▶ Assignment
Only the text of the records belongs in the answer, copied exactly, with every picture omitted.

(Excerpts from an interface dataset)

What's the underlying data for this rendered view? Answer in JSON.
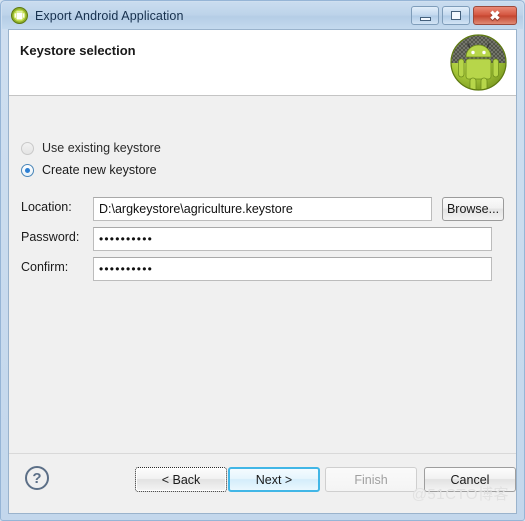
{
  "window": {
    "title": "Export Android Application",
    "title_icon": "android-app-icon",
    "controls": {
      "minimize": "minimize-icon",
      "maximize": "restore-icon",
      "close": "close-icon"
    }
  },
  "header": {
    "title": "Keystore selection",
    "logo": "android-robot-logo"
  },
  "form": {
    "options": [
      {
        "label": "Use existing keystore",
        "checked": false
      },
      {
        "label": "Create new keystore",
        "checked": true
      }
    ],
    "fields": [
      {
        "label": "Location:",
        "value": "D:\\argkeystore\\agriculture.keystore",
        "type": "text"
      },
      {
        "label": "Password:",
        "value": "••••••••••",
        "type": "password"
      },
      {
        "label": "Confirm:",
        "value": "••••••••••",
        "type": "password"
      }
    ],
    "browse_label": "Browse..."
  },
  "footer": {
    "help_icon": "?",
    "buttons": [
      {
        "label": "< Back",
        "state": "focused"
      },
      {
        "label": "Next >",
        "state": "default"
      },
      {
        "label": "Finish",
        "state": "disabled"
      },
      {
        "label": "Cancel",
        "state": "normal"
      }
    ]
  },
  "watermark": "@51CTO博客",
  "colors": {
    "titlebar": "#bed4ea",
    "accent_blue": "#41b6e6",
    "radio_dot": "#2b7fd4",
    "close_red": "#d4553f",
    "body_bg": "#f0f0f0",
    "android_green": "#a4c639"
  }
}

▶ Problem solution
What's the underlying data for this rendered view? Answer in JSON.
{
  "window": {
    "title": "Export Android Application",
    "title_icon": "android-app-icon",
    "controls": {
      "minimize": "minimize-icon",
      "maximize": "restore-icon",
      "close": "close-icon"
    }
  },
  "header": {
    "title": "Keystore selection",
    "logo": "android-robot-logo"
  },
  "form": {
    "options": [
      {
        "label": "Use existing keystore",
        "checked": false
      },
      {
        "label": "Create new keystore",
        "checked": true
      }
    ],
    "fields": [
      {
        "label": "Location:",
        "value": "D:\\argkeystore\\agriculture.keystore",
        "type": "text"
      },
      {
        "label": "Password:",
        "value": "••••••••••",
        "type": "password"
      },
      {
        "label": "Confirm:",
        "value": "••••••••••",
        "type": "password"
      }
    ],
    "browse_label": "Browse..."
  },
  "footer": {
    "help_icon": "?",
    "buttons": [
      {
        "label": "< Back",
        "state": "focused"
      },
      {
        "label": "Next >",
        "state": "default"
      },
      {
        "label": "Finish",
        "state": "disabled"
      },
      {
        "label": "Cancel",
        "state": "normal"
      }
    ]
  },
  "watermark": "@51CTO博客",
  "colors": {
    "titlebar": "#bed4ea",
    "accent_blue": "#41b6e6",
    "radio_dot": "#2b7fd4",
    "close_red": "#d4553f",
    "body_bg": "#f0f0f0",
    "android_green": "#a4c639"
  }
}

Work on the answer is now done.